PROVIDED RECORDS
........

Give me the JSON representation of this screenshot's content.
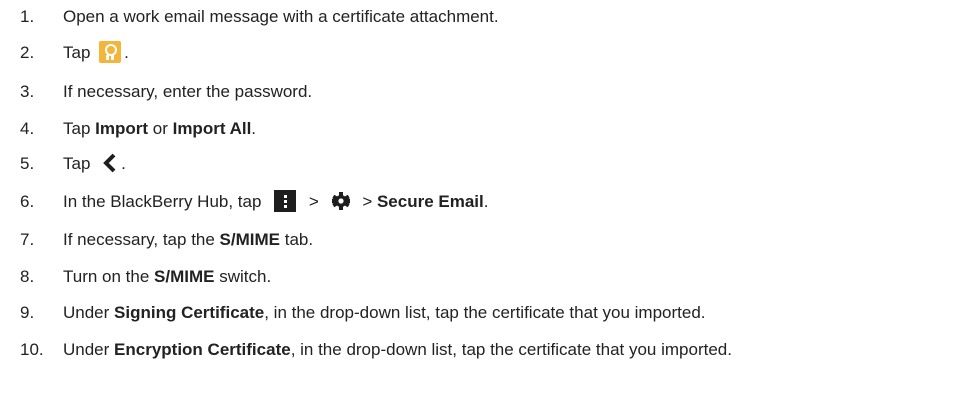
{
  "steps": [
    {
      "num": "1.",
      "text": "Open a work email message with a certificate attachment."
    },
    {
      "num": "2.",
      "pre": "Tap",
      "post": ".",
      "icon": "certificate-icon"
    },
    {
      "num": "3.",
      "text": "If necessary, enter the password."
    },
    {
      "num": "4.",
      "pre": "Tap ",
      "bold1": "Import",
      "mid": " or ",
      "bold2": "Import All",
      "post": "."
    },
    {
      "num": "5.",
      "pre": "Tap",
      "post": ".",
      "icon": "back-chevron-icon"
    },
    {
      "num": "6.",
      "pre": "In the BlackBerry Hub, tap",
      "sep1": ">",
      "sep2": "> ",
      "bold": "Secure Email",
      "post": ".",
      "icons": [
        "overflow-menu-icon",
        "settings-gear-icon"
      ]
    },
    {
      "num": "7.",
      "pre": "If necessary, tap the ",
      "bold": "S/MIME",
      "post": " tab."
    },
    {
      "num": "8.",
      "pre": "Turn on the ",
      "bold": "S/MIME",
      "post": " switch."
    },
    {
      "num": "9.",
      "pre": "Under ",
      "bold": "Signing Certificate",
      "post": ", in the drop-down list, tap the certificate that you imported."
    },
    {
      "num": "10.",
      "pre": "Under ",
      "bold": "Encryption Certificate",
      "post": ", in the drop-down list, tap the certificate that you imported."
    }
  ],
  "colors": {
    "text": "#222222",
    "certificate_icon_bg": "#f3b63a",
    "menu_icon_bg": "#1e1e1e"
  }
}
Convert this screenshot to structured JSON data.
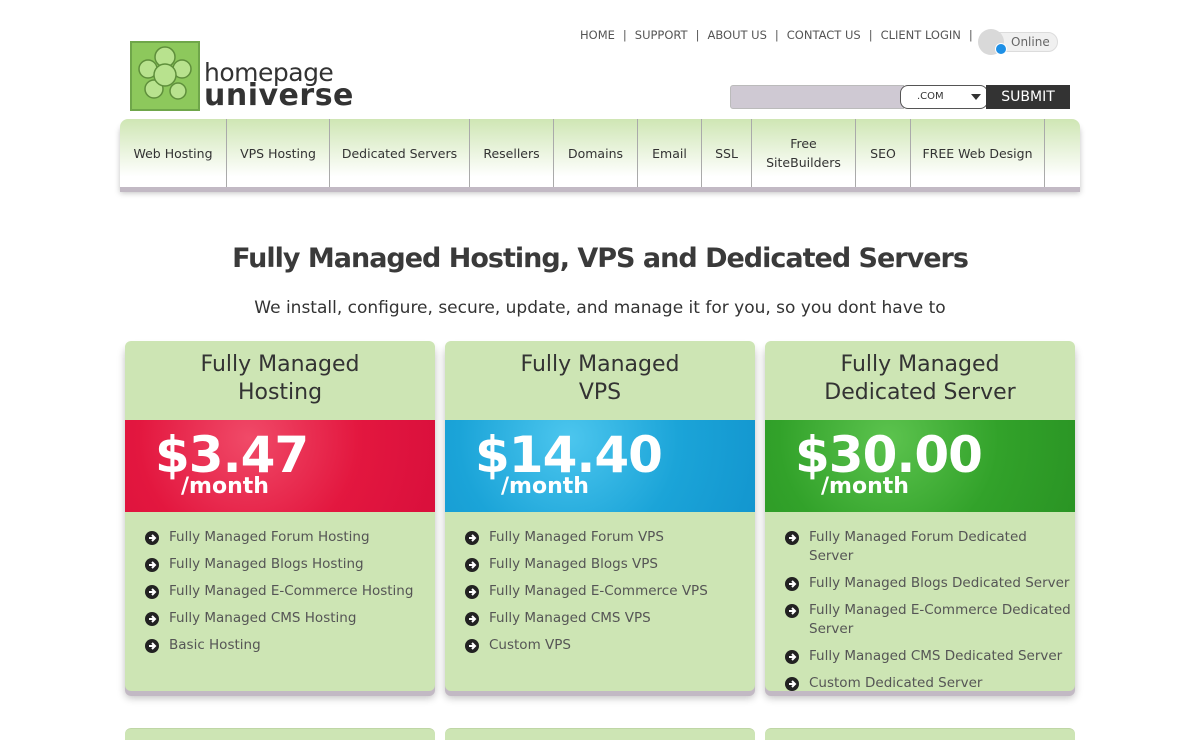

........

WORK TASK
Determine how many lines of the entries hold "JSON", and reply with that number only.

RESPONSE BELOW
2